Pay Day Loans Can Trap Borrowers In A pattern Of Debt, But Whenever They Be Destroyed?

15 ก.ค. 64

Pay Day Loans Can Trap Borrowers In A pattern Of Debt, But Whenever They Be Destroyed?

Payday advances are into the cross hairs on this 12 months’s ballot.

Proposition 111 would restrict interest levels to 36 per cent on loans which can be often advertised as quick-fixes or one-time discounts for emergencies.

But customer advocates state which is often far from the truth. Borrowers can result in a vicious period whenever, not able to spend down that loan, they stretch it, which costs them much more. The normal rate of interest for payday advances in Colorado is 129 per cent.

Nick Bourke has been doing substantial research on pay day loans and Colorado’s regulations while the Director associated with the non-partisan Pew Charitable Trust. Bourke chatted to Colorado issues concerning the context as well as the POV from both edges of Proposition 111.

Full Transcript

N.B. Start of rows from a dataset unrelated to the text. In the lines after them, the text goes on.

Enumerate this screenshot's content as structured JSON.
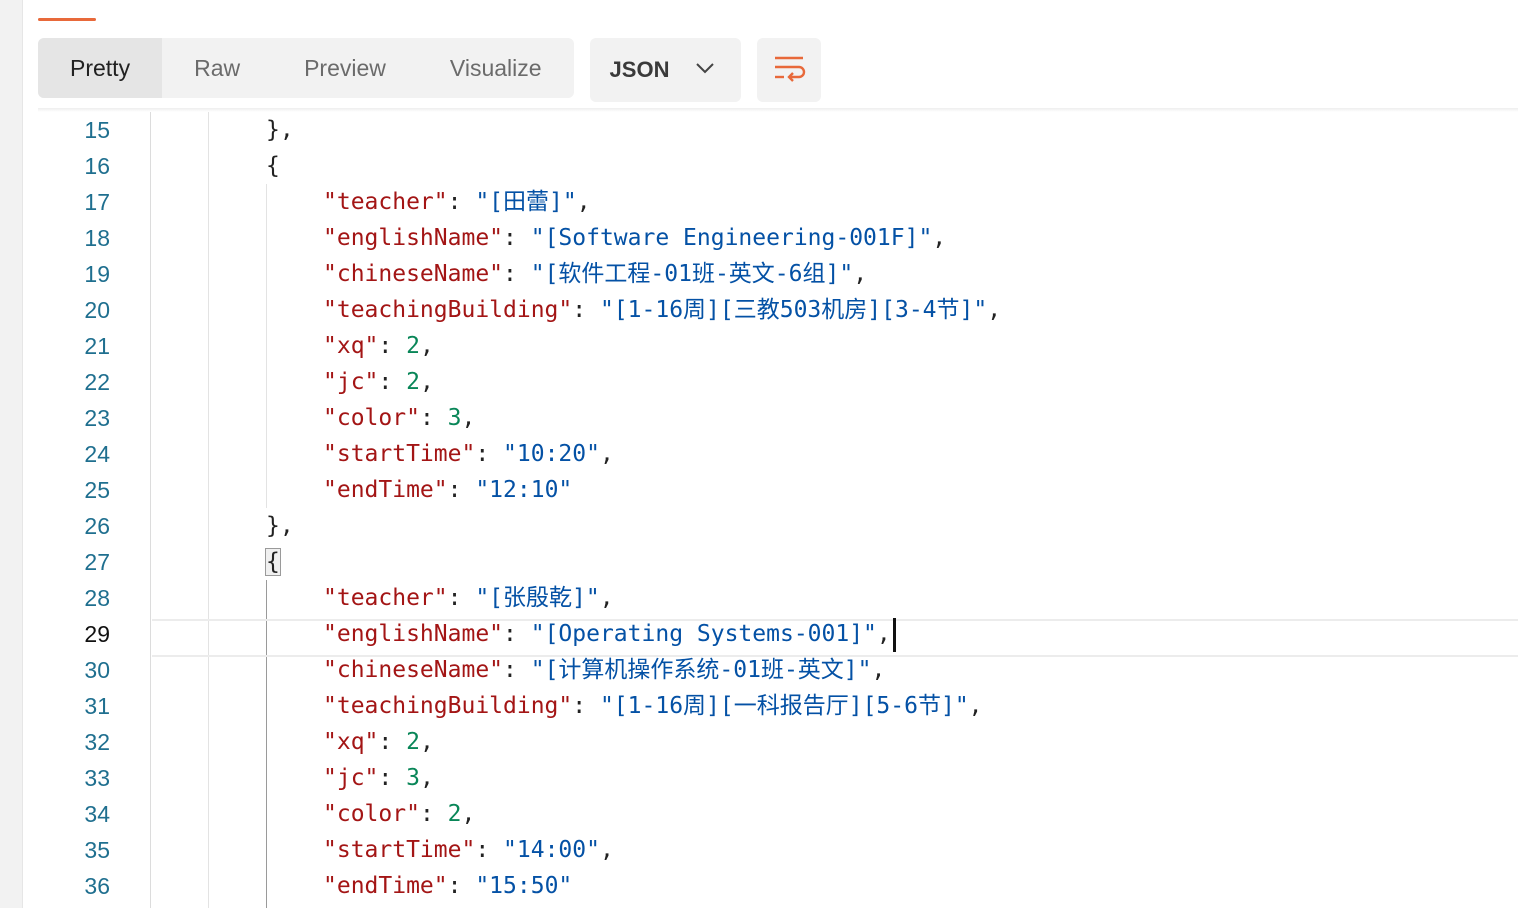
{
  "response_tabs": {
    "items": [
      {
        "label": "Pretty"
      },
      {
        "label": "Raw"
      },
      {
        "label": "Preview"
      },
      {
        "label": "Visualize"
      }
    ],
    "selected": "Pretty"
  },
  "format": {
    "label": "JSON",
    "icon": "chevron-down-icon"
  },
  "wrap_button": {
    "icon": "wrap-lines-icon"
  },
  "colors": {
    "accent": "#e8693a",
    "key": "#a31515",
    "string": "#0451a5",
    "number": "#098658",
    "line_number": "#1f6f8f"
  },
  "editor": {
    "current_line": "29",
    "lines": [
      {
        "num": "15",
        "kind": "close",
        "text": "},"
      },
      {
        "num": "16",
        "kind": "open",
        "text": "{"
      },
      {
        "num": "17",
        "kind": "str",
        "key": "\"teacher\"",
        "value": "\"[田蕾]\"",
        "comma": ","
      },
      {
        "num": "18",
        "kind": "str",
        "key": "\"englishName\"",
        "value": "\"[Software Engineering-001F]\"",
        "comma": ","
      },
      {
        "num": "19",
        "kind": "str",
        "key": "\"chineseName\"",
        "value": "\"[软件工程-01班-英文-6组]\"",
        "comma": ","
      },
      {
        "num": "20",
        "kind": "str",
        "key": "\"teachingBuilding\"",
        "value": "\"[1-16周][三教503机房][3-4节]\"",
        "comma": ","
      },
      {
        "num": "21",
        "kind": "num",
        "key": "\"xq\"",
        "value": "2",
        "comma": ","
      },
      {
        "num": "22",
        "kind": "num",
        "key": "\"jc\"",
        "value": "2",
        "comma": ","
      },
      {
        "num": "23",
        "kind": "num",
        "key": "\"color\"",
        "value": "3",
        "comma": ","
      },
      {
        "num": "24",
        "kind": "str",
        "key": "\"startTime\"",
        "value": "\"10:20\"",
        "comma": ","
      },
      {
        "num": "25",
        "kind": "str",
        "key": "\"endTime\"",
        "value": "\"12:10\"",
        "comma": ""
      },
      {
        "num": "26",
        "kind": "close",
        "text": "},"
      },
      {
        "num": "27",
        "kind": "open",
        "text": "{"
      },
      {
        "num": "28",
        "kind": "str",
        "key": "\"teacher\"",
        "value": "\"[张殷乾]\"",
        "comma": ","
      },
      {
        "num": "29",
        "kind": "str",
        "key": "\"englishName\"",
        "value": "\"[Operating Systems-001]\"",
        "comma": ","
      },
      {
        "num": "30",
        "kind": "str",
        "key": "\"chineseName\"",
        "value": "\"[计算机操作系统-01班-英文]\"",
        "comma": ","
      },
      {
        "num": "31",
        "kind": "str",
        "key": "\"teachingBuilding\"",
        "value": "\"[1-16周][一科报告厅][5-6节]\"",
        "comma": ","
      },
      {
        "num": "32",
        "kind": "num",
        "key": "\"xq\"",
        "value": "2",
        "comma": ","
      },
      {
        "num": "33",
        "kind": "num",
        "key": "\"jc\"",
        "value": "3",
        "comma": ","
      },
      {
        "num": "34",
        "kind": "num",
        "key": "\"color\"",
        "value": "2",
        "comma": ","
      },
      {
        "num": "35",
        "kind": "str",
        "key": "\"startTime\"",
        "value": "\"14:00\"",
        "comma": ","
      },
      {
        "num": "36",
        "kind": "str",
        "key": "\"endTime\"",
        "value": "\"15:50\"",
        "comma": ""
      }
    ]
  }
}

Ryan Warner: This Really Is Colorado Matters from CPR Information. I Am Ryan Warner. Payday advances are within the crosshairs about this 12 months’s ballot. Proposition 111 would restrict interest levels to 36 per cent on loans which can be usually marketed as fast repairs.

Advertisement: The refrigerator broke. We needed to just simply take Buddy into the veterinarian. My vehicle would not begin. Once More.

RW: Makes it sound like they may be one-time discounts for emergencies, but customer advocates state that is usually maybe not the actual situation. Borrowers can land in a cycle that is vicious. Not able to spend a loan off, they stretch it which costs them a lot more. In accordance with the state, the interest that is average for pay day loans is 129 per cent. Kim Ray of Denver states she took away a $500 loan, she managed to repay on time but says which wasn’t simple.

Kim Ray: It included another bill and also to be truthful i did not, simply working my regular work I didn’t have money that is enough in fact repay it and carry on with on my regular bills. Thus I finished up really taking out fully another work to back pay that.

RW: On that $500 loan she claims she had to spend $125 in interest over two and a months that are half. Well, let us talk through Prop 111 with Nick Bourke through the non-partisan Pew Charitable Trusts. He’s done research that is extensive payday advances and it has examined Colorado’s existing guidelines too. Nick, thank you for visiting this program.

Nick Bourke: Many Many Thanks, Ryan.

RW: let us begin with who oftentimes takes down a quick payday loan, kind of profile the consumer for all of us.

NB: Yeah, that is a question that is great. Those who utilize payday advances are in fact really mainstream in a few respects, a lot more than individuals usually would think. And that means you think about an average pay day loan client and you also’re taking a look at someone, A, who’s a bank checking account. You ‘must’ have a checking account at a bank or a credit union cause that is how the payday loan provider guarantees they have paid back. It is also an agent who has earnings. They appear at your revenue in addition they securitize or collateralize the mortgage against that earnings flow. To ensure’s often someone who’s working. It is also someone who’s making typically about $15 one hour on a regular basis, making sure that’s $30,000 per year roughly, an average of. So that they’re form of conventional individuals. Perhaps Not affluent although not base for the barrel with regards to earnings. They truly are the working bad, or even the people paycheck that is living https://personalbadcreditloans.net/reviews/money-mutual-loans-review/ paycheck.